**EXERCISE OBJECTIVE:**
Could each entry below be printed again exactly as given?

**INPUT FOR THIS TASK:**
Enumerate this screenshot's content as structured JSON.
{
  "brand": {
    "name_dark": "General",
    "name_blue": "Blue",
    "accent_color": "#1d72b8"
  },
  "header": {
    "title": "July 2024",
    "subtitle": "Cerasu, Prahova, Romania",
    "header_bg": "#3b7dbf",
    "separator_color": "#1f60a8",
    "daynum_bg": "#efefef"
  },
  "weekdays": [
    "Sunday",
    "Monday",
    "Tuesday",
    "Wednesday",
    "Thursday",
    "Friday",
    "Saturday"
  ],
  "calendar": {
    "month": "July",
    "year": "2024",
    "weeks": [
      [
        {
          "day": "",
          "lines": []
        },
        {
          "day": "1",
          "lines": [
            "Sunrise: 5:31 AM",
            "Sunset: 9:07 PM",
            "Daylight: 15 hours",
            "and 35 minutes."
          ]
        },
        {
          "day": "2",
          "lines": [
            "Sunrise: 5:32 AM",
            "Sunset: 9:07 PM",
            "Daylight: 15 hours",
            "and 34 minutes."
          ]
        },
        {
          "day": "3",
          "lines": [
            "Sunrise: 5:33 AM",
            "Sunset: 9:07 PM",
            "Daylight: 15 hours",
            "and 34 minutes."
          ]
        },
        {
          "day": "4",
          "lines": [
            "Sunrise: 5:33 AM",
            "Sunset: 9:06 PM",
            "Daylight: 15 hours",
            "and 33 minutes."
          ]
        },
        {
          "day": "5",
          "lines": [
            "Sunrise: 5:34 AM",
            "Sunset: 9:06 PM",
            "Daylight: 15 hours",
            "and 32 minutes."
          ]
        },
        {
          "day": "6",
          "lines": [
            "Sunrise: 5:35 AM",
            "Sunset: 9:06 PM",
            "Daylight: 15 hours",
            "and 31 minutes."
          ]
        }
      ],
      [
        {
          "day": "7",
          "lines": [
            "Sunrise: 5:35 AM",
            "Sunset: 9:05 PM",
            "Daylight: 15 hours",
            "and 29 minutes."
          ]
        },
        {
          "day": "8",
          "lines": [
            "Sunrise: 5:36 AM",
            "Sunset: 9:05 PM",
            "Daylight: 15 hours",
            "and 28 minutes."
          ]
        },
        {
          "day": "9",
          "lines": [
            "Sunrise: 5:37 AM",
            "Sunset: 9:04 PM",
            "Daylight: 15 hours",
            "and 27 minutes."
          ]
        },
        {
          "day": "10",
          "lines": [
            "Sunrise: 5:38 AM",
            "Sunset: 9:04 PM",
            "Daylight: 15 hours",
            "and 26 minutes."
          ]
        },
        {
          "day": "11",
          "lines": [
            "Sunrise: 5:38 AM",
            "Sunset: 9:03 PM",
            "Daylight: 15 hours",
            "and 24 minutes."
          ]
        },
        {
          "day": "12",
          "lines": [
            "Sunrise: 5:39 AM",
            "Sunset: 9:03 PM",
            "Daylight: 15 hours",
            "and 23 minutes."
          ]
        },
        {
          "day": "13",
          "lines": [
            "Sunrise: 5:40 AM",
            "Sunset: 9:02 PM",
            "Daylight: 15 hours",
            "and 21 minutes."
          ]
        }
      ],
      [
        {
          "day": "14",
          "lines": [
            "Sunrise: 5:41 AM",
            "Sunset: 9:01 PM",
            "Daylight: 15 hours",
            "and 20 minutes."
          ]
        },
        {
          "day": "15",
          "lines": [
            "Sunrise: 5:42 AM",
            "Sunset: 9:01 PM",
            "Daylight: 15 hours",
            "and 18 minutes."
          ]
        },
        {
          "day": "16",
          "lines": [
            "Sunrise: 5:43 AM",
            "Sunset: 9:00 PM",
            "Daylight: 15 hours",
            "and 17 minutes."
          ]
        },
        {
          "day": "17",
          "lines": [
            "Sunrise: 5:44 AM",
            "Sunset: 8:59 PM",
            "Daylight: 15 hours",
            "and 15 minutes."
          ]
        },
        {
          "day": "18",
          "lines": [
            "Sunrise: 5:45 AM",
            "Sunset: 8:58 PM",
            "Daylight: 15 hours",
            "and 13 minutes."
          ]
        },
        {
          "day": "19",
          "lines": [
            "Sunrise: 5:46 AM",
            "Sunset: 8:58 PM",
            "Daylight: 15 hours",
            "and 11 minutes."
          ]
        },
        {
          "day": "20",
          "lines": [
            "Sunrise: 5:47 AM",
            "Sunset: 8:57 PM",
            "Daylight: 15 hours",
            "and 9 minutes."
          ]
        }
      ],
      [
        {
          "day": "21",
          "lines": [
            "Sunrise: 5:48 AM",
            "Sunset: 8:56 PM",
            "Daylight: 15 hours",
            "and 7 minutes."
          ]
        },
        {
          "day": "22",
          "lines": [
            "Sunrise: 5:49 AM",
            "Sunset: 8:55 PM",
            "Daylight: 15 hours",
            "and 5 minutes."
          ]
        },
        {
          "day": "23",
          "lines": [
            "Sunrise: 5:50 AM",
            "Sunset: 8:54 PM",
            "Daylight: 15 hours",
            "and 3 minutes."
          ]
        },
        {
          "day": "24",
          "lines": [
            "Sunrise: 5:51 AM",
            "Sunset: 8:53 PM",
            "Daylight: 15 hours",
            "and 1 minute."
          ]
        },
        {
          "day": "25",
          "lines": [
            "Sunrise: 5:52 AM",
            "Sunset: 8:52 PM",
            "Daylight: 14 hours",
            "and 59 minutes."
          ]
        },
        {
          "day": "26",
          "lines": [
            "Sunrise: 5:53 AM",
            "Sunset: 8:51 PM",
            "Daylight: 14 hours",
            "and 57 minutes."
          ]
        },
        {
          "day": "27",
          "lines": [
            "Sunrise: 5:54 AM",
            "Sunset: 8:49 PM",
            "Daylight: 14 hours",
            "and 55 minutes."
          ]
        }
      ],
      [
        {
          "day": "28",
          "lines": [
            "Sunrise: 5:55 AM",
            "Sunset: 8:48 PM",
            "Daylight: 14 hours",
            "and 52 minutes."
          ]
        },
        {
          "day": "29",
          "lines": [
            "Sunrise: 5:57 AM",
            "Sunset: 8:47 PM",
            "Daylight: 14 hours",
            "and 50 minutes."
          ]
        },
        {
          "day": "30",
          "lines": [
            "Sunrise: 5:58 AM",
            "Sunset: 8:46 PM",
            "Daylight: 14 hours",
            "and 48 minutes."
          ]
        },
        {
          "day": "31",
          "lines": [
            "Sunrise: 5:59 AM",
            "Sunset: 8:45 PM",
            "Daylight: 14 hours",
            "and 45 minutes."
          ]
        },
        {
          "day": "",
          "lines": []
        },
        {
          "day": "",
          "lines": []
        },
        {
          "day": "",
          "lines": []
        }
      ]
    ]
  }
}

**RESPONSE FOR THIS EXERCISE:**
Enumerate this screenshot's content as structured JSON.
{
  "brand": {
    "name_dark": "General",
    "name_blue": "Blue",
    "accent_color": "#1d72b8"
  },
  "header": {
    "title": "July 2024",
    "subtitle": "Cerasu, Prahova, Romania",
    "header_bg": "#3b7dbf",
    "separator_color": "#1f60a8",
    "daynum_bg": "#efefef"
  },
  "weekdays": [
    "Sunday",
    "Monday",
    "Tuesday",
    "Wednesday",
    "Thursday",
    "Friday",
    "Saturday"
  ],
  "calendar": {
    "month": "July",
    "year": "2024",
    "weeks": [
      [
        {
          "day": "",
          "lines": []
        },
        {
          "day": "1",
          "lines": [
            "Sunrise: 5:31 AM",
            "Sunset: 9:07 PM",
            "Daylight: 15 hours",
            "and 35 minutes."
          ]
        },
        {
          "day": "2",
          "lines": [
            "Sunrise: 5:32 AM",
            "Sunset: 9:07 PM",
            "Daylight: 15 hours",
            "and 34 minutes."
          ]
        },
        {
          "day": "3",
          "lines": [
            "Sunrise: 5:33 AM",
            "Sunset: 9:07 PM",
            "Daylight: 15 hours",
            "and 34 minutes."
          ]
        },
        {
          "day": "4",
          "lines": [
            "Sunrise: 5:33 AM",
            "Sunset: 9:06 PM",
            "Daylight: 15 hours",
            "and 33 minutes."
          ]
        },
        {
          "day": "5",
          "lines": [
            "Sunrise: 5:34 AM",
            "Sunset: 9:06 PM",
            "Daylight: 15 hours",
            "and 32 minutes."
          ]
        },
        {
          "day": "6",
          "lines": [
            "Sunrise: 5:35 AM",
            "Sunset: 9:06 PM",
            "Daylight: 15 hours",
            "and 31 minutes."
          ]
        }
      ],
      [
        {
          "day": "7",
          "lines": [
            "Sunrise: 5:35 AM",
            "Sunset: 9:05 PM",
            "Daylight: 15 hours",
            "and 29 minutes."
          ]
        },
        {
          "day": "8",
          "lines": [
            "Sunrise: 5:36 AM",
            "Sunset: 9:05 PM",
            "Daylight: 15 hours",
            "and 28 minutes."
          ]
        },
        {
          "day": "9",
          "lines": [
            "Sunrise: 5:37 AM",
            "Sunset: 9:04 PM",
            "Daylight: 15 hours",
            "and 27 minutes."
          ]
        },
        {
          "day": "10",
          "lines": [
            "Sunrise: 5:38 AM",
            "Sunset: 9:04 PM",
            "Daylight: 15 hours",
            "and 26 minutes."
          ]
        },
        {
          "day": "11",
          "lines": [
            "Sunrise: 5:38 AM",
            "Sunset: 9:03 PM",
            "Daylight: 15 hours",
            "and 24 minutes."
          ]
        },
        {
          "day": "12",
          "lines": [
            "Sunrise: 5:39 AM",
            "Sunset: 9:03 PM",
            "Daylight: 15 hours",
            "and 23 minutes."
          ]
        },
        {
          "day": "13",
          "lines": [
            "Sunrise: 5:40 AM",
            "Sunset: 9:02 PM",
            "Daylight: 15 hours",
            "and 21 minutes."
          ]
        }
      ],
      [
        {
          "day": "14",
          "lines": [
            "Sunrise: 5:41 AM",
            "Sunset: 9:01 PM",
            "Daylight: 15 hours",
            "and 20 minutes."
          ]
        },
        {
          "day": "15",
          "lines": [
            "Sunrise: 5:42 AM",
            "Sunset: 9:01 PM",
            "Daylight: 15 hours",
            "and 18 minutes."
          ]
        },
        {
          "day": "16",
          "lines": [
            "Sunrise: 5:43 AM",
            "Sunset: 9:00 PM",
            "Daylight: 15 hours",
            "and 17 minutes."
          ]
        },
        {
          "day": "17",
          "lines": [
            "Sunrise: 5:44 AM",
            "Sunset: 8:59 PM",
            "Daylight: 15 hours",
            "and 15 minutes."
          ]
        },
        {
          "day": "18",
          "lines": [
            "Sunrise: 5:45 AM",
            "Sunset: 8:58 PM",
            "Daylight: 15 hours",
            "and 13 minutes."
          ]
        },
        {
          "day": "19",
          "lines": [
            "Sunrise: 5:46 AM",
            "Sunset: 8:58 PM",
            "Daylight: 15 hours",
            "and 11 minutes."
          ]
        },
        {
          "day": "20",
          "lines": [
            "Sunrise: 5:47 AM",
            "Sunset: 8:57 PM",
            "Daylight: 15 hours",
            "and 9 minutes."
          ]
        }
      ],
      [
        {
          "day": "21",
          "lines": [
            "Sunrise: 5:48 AM",
            "Sunset: 8:56 PM",
            "Daylight: 15 hours",
            "and 7 minutes."
          ]
        },
        {
          "day": "22",
          "lines": [
            "Sunrise: 5:49 AM",
            "Sunset: 8:55 PM",
            "Daylight: 15 hours",
            "and 5 minutes."
          ]
        },
        {
          "day": "23",
          "lines": [
            "Sunrise: 5:50 AM",
            "Sunset: 8:54 PM",
            "Daylight: 15 hours",
            "and 3 minutes."
          ]
        },
        {
          "day": "24",
          "lines": [
            "Sunrise: 5:51 AM",
            "Sunset: 8:53 PM",
            "Daylight: 15 hours",
            "and 1 minute."
          ]
        },
        {
          "day": "25",
          "lines": [
            "Sunrise: 5:52 AM",
            "Sunset: 8:52 PM",
            "Daylight: 14 hours",
            "and 59 minutes."
          ]
        },
        {
          "day": "26",
          "lines": [
            "Sunrise: 5:53 AM",
            "Sunset: 8:51 PM",
            "Daylight: 14 hours",
            "and 57 minutes."
          ]
        },
        {
          "day": "27",
          "lines": [
            "Sunrise: 5:54 AM",
            "Sunset: 8:49 PM",
            "Daylight: 14 hours",
            "and 55 minutes."
          ]
        }
      ],
      [
        {
          "day": "28",
          "lines": [
            "Sunrise: 5:55 AM",
            "Sunset: 8:48 PM",
            "Daylight: 14 hours",
            "and 52 minutes."
          ]
        },
        {
          "day": "29",
          "lines": [
            "Sunrise: 5:57 AM",
            "Sunset: 8:47 PM",
            "Daylight: 14 hours",
            "and 50 minutes."
          ]
        },
        {
          "day": "30",
          "lines": [
            "Sunrise: 5:58 AM",
            "Sunset: 8:46 PM",
            "Daylight: 14 hours",
            "and 48 minutes."
          ]
        },
        {
          "day": "31",
          "lines": [
            "Sunrise: 5:59 AM",
            "Sunset: 8:45 PM",
            "Daylight: 14 hours",
            "and 45 minutes."
          ]
        },
        {
          "day": "",
          "lines": []
        },
        {
          "day": "",
          "lines": []
        },
        {
          "day": "",
          "lines": []
        }
      ]
    ]
  }
}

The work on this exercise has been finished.